Supporters say complaints that animal bit people are u
The Canadian Press Last updated on Thursday, Jul. 30, 2009 07:43PM EDT
If they win next week's case, the German-shepherd-Rottweiler cross named Trevor will probably go to a new home in the bush outside Whitehorse.
If they lose, he will be destroyed.
“He's on death row,” said Kevin Sinclair, the Whitehorse man who's already won one injunction to save the two-year old male with big brown eyes from that most dreaded of all vet visits.
“Trevor just got a raw deal,” said Gerry Steers, president of the Yukon Humane Society. “That's why we're fighting to save his life.”
Trevor entered the canine legal system last January when bylaw officers found him chained up outside a home. He had been abused and neglected to the point where his flesh was growing around his collar.
He was taken to the humane society's animal shelter, where he was nursed back to health and resocialized.
In May, he was adopted out to a woman who gave Trevor to her brother. On July 14, the dog was accused of biting three people and turned over to the city pound.
“[One victim] got out of his vehicle and the dog ran up and bit him on the arm — no provocation,” said John Taylor, Whitehorse's head of bylaw enforcement. “He broke the skin and bruised him quite badly.”
Taylor declared Trevor a dangerous dog, and Whitehorse bylaws stipulate that he should therefore be destroyed.
Trevor hadn't had a rabies shot, so the city had to hold him for 10 days to make sure he hadn't infected anyone.
That gave Sinclair time to act. He filed for a temporary injunction to save Trevor. The order was granted on Tuesday.

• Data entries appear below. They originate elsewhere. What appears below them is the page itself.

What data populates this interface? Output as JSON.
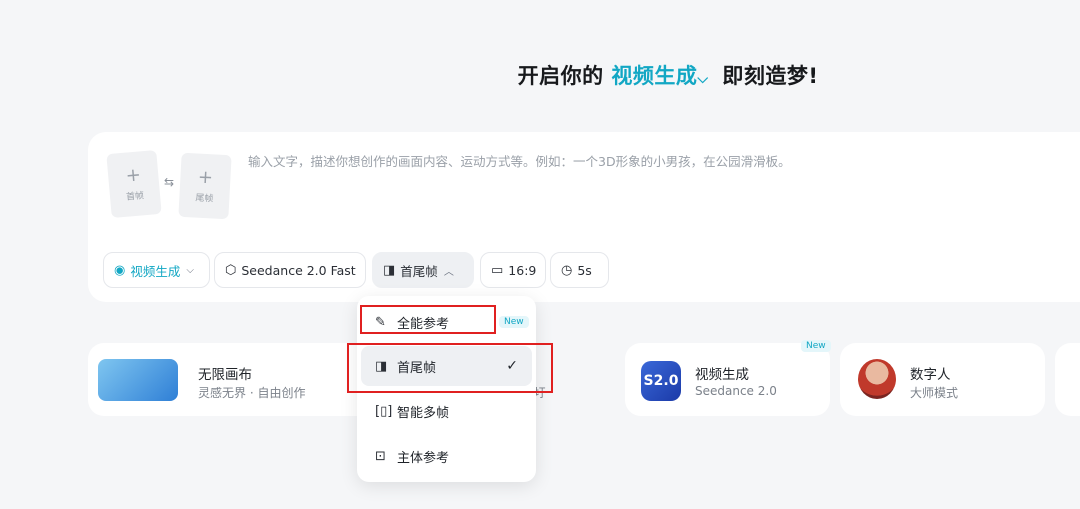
{
  "headline": {
    "prefix": "开启你的",
    "accent": "视频生成",
    "suffix": "即刻造梦!"
  },
  "prompt": {
    "first_frame_label": "首帧",
    "last_frame_label": "尾帧",
    "placeholder": "输入文字，描述你想创作的画面内容、运动方式等。例如：一个3D形象的小男孩，在公园滑滑板。"
  },
  "toolbar": {
    "mode": "视频生成",
    "model": "Seedance 2.0 Fast",
    "frame_mode": "首尾帧",
    "ratio": "16:9",
    "duration": "5s"
  },
  "dropdown": {
    "items": [
      {
        "label": "全能参考",
        "badge": "New",
        "icon": "all-reference-icon"
      },
      {
        "label": "首尾帧",
        "icon": "first-last-frame-icon",
        "selected": true
      },
      {
        "label": "智能多帧",
        "icon": "multi-frame-icon"
      },
      {
        "label": "主体参考",
        "icon": "subject-reference-icon"
      }
    ]
  },
  "features": {
    "canvas": {
      "title": "无限画布",
      "subtitle": "灵感无界 · 自由创作"
    },
    "hidden_fragment": "圩",
    "video": {
      "title": "视频生成",
      "subtitle": "Seedance 2.0",
      "badge": "New",
      "logo_text": "S2.0"
    },
    "human": {
      "title": "数字人",
      "subtitle": "大师模式"
    }
  },
  "colors": {
    "accent": "#12a7c4",
    "highlight": "#e02020",
    "background": "#f5f6f8"
  }
}
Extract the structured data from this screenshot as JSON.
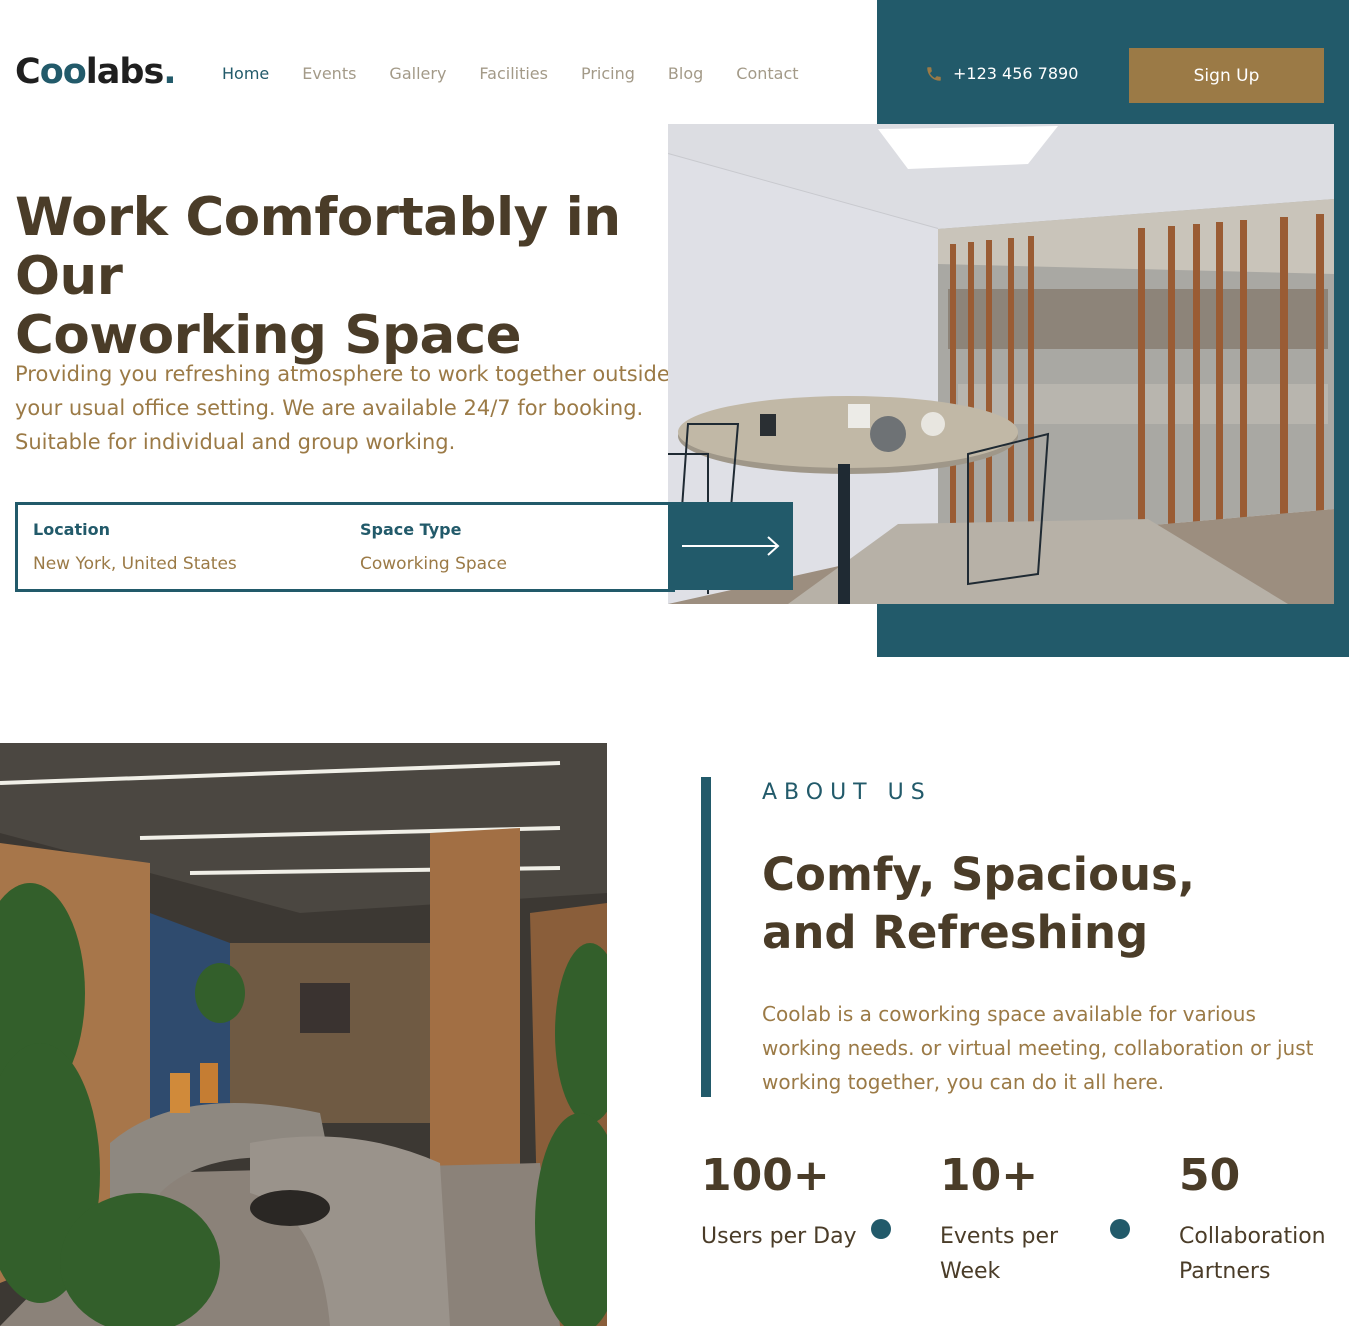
{
  "brand": {
    "logo_prefix": "C",
    "logo_oo": "oo",
    "logo_rest": "labs",
    "logo_dot": "."
  },
  "nav": {
    "items": [
      "Home",
      "Events",
      "Gallery",
      "Facilities",
      "Pricing",
      "Blog",
      "Contact"
    ],
    "active": "Home"
  },
  "header": {
    "phone": "+123 456 7890",
    "signup_label": "Sign Up",
    "phone_icon": "phone-icon"
  },
  "hero": {
    "title_line1": "Work Comfortably in Our",
    "title_line2": "Coworking Space",
    "description": "Providing you refreshing atmosphere to work together outside your usual office setting. We are available 24/7 for booking. Suitable for individual and group working.",
    "search": {
      "location_label": "Location",
      "location_value": "New York, United States",
      "space_type_label": "Space Type",
      "space_type_value": "Coworking Space",
      "submit_icon": "arrow-right-icon"
    }
  },
  "about": {
    "eyebrow": "ABOUT US",
    "title_line1": "Comfy, Spacious,",
    "title_line2": "and Refreshing",
    "description": "Coolab is a coworking space available for various working needs. or virtual meeting, collaboration or just working together, you can do it all here.",
    "stats": [
      {
        "value": "100+",
        "label": "Users per Day"
      },
      {
        "value": "10+",
        "label": "Events per Week"
      },
      {
        "value": "50",
        "label": "Collaboration Partners"
      }
    ]
  },
  "colors": {
    "teal": "#225a6a",
    "gold": "#9b7a46",
    "brown": "#4a3c28",
    "muted": "#a39a88"
  }
}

On Aug. 6, Sinclair is to argue before a judge that Trevor's adoptive owner breached the contract she signed when she gave the dog to her brother. The contract says that when adoptions fail, the animal must be returned to the humane society.
Trevor belongs to the society, not the city, said Steers. And the society isn't prepared to give up on him without a fight.
Whitehorse allows owners to keep dogs designated as dangerous if they are properly contained and muzzled. The status may be removed if the dog's behaviour remains good.
Sinclair and Steers say experienced dog owners with proper facilities are lined up to take Trevor home.
They question the conditions in his adopted home, and point out that, until he bit someone, Trevor seems to have been a good dog.
Even when he was chained, hungry and hurt, he presented no problem to the officer who rescued him from his original owner, they said. Shelter staff report he was friendly and calm during his time there.
At the pound, he's a favourite.
“We had a barbecue last week and we fed him hamburgers,” said Taylor, who's got two adopted dogs himself. “He's a good skookum [courageous] dog.”
Aug. 6 is probably Trevor's last chance. Steers said the humane society doesn't have the money for a protracted court battle.
Taylor said public safety has to come first.
“Because of the number of bites, we have concerns about that.”
So if every dog has his day, Trevor's will have to be in court.
“If we don't win this,” says Steers, “it's too bad, because (then) Trevor's gone.”